▶ [Aim of the exercise]:
Please find every line of the listing below where "Trades" occurs and copy it.

▶ [Material for the task]:

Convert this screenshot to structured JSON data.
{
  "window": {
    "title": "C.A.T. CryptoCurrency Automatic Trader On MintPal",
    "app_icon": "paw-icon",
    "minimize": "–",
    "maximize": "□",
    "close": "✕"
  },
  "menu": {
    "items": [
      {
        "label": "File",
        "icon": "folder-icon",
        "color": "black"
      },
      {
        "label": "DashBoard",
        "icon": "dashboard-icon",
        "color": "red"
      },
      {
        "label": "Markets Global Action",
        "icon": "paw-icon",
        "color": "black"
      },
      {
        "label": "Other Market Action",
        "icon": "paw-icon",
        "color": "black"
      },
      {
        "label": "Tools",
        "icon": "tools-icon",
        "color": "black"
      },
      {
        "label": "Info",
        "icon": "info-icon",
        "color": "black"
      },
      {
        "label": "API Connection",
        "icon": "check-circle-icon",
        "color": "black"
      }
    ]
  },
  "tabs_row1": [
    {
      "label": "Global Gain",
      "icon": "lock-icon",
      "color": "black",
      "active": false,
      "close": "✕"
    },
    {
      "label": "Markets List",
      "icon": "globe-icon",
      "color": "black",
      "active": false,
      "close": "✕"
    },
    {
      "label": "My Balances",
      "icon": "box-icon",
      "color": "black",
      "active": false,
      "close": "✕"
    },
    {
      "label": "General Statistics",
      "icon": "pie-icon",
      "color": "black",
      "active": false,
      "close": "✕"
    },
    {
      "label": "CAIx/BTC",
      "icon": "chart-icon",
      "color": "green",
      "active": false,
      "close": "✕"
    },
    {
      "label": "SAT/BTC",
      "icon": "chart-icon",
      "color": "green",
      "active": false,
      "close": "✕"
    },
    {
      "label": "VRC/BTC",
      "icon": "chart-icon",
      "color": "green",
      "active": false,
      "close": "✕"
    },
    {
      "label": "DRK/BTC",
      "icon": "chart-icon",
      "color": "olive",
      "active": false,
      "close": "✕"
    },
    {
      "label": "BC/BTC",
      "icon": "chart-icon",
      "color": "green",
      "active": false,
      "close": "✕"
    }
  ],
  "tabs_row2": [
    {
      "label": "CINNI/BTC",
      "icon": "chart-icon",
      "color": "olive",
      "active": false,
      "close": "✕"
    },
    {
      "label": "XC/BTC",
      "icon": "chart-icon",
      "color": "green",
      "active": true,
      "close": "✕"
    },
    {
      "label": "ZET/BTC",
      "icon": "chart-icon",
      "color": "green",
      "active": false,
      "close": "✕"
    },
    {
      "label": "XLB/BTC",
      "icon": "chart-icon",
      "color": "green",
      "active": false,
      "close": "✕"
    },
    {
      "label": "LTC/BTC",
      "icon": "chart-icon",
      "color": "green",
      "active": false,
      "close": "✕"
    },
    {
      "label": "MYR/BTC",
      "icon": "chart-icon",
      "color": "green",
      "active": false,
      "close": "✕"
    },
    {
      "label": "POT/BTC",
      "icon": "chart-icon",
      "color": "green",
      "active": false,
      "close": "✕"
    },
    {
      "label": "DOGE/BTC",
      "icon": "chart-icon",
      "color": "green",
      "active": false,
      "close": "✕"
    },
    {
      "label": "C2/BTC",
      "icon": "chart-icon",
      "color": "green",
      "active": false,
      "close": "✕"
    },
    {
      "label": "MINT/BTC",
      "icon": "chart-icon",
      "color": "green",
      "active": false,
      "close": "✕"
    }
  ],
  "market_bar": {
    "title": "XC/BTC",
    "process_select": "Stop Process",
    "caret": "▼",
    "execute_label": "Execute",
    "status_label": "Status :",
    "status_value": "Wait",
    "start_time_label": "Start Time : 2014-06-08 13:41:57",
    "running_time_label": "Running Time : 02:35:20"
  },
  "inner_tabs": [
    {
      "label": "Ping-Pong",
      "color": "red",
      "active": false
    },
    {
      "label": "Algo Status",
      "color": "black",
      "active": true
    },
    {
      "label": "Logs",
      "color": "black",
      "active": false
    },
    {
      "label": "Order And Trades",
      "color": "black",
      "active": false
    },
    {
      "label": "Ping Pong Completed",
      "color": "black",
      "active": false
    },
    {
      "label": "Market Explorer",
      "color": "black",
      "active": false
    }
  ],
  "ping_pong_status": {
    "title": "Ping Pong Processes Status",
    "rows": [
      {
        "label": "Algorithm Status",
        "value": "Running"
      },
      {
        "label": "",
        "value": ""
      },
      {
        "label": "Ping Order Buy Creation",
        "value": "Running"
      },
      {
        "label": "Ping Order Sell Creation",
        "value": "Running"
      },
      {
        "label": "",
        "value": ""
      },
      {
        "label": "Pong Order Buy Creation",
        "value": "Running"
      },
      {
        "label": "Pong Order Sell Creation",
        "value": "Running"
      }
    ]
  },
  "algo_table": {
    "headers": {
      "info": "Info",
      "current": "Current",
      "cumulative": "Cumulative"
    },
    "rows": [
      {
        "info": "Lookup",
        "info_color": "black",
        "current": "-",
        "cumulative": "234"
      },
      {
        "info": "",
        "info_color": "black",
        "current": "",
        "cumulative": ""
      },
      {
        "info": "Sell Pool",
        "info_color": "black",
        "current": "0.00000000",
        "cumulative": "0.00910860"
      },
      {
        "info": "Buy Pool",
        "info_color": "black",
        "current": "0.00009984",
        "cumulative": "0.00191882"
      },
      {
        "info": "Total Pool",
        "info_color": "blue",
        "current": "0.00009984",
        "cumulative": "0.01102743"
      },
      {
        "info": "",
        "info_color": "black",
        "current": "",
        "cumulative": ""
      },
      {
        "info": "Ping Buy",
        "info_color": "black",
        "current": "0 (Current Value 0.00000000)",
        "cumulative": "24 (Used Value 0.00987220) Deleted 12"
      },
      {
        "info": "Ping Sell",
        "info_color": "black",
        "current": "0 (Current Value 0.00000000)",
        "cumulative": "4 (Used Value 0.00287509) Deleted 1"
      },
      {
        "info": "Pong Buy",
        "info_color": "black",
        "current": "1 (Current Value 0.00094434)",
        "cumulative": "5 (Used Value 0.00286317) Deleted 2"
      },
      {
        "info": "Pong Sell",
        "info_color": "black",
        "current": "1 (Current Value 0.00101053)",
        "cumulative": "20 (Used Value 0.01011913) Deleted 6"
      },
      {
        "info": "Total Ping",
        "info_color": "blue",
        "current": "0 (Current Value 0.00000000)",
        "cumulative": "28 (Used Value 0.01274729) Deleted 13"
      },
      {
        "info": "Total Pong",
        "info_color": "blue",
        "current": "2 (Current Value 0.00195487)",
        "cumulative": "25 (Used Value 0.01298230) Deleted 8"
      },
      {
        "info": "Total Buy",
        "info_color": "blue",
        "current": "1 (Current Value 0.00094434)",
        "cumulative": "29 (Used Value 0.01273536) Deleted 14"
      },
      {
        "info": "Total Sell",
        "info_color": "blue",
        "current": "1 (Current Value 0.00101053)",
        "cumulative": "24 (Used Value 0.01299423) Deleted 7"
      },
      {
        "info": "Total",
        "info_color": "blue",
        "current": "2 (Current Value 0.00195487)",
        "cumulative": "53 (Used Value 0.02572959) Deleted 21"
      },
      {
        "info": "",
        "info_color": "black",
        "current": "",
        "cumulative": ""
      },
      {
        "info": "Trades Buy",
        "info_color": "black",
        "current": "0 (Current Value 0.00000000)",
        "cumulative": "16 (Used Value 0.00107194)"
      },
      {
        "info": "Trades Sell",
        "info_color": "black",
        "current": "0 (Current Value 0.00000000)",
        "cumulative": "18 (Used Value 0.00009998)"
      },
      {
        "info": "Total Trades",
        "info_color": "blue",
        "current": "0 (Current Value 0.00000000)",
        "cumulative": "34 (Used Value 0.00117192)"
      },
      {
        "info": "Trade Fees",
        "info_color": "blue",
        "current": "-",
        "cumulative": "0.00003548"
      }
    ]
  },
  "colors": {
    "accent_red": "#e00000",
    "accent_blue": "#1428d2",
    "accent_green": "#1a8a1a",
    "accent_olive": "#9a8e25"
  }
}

▶ [Result]:
      "label": "Order And Trades",
        "info": "Trades Buy",
        "info": "Trades Sell",
        "info": "Total Trades",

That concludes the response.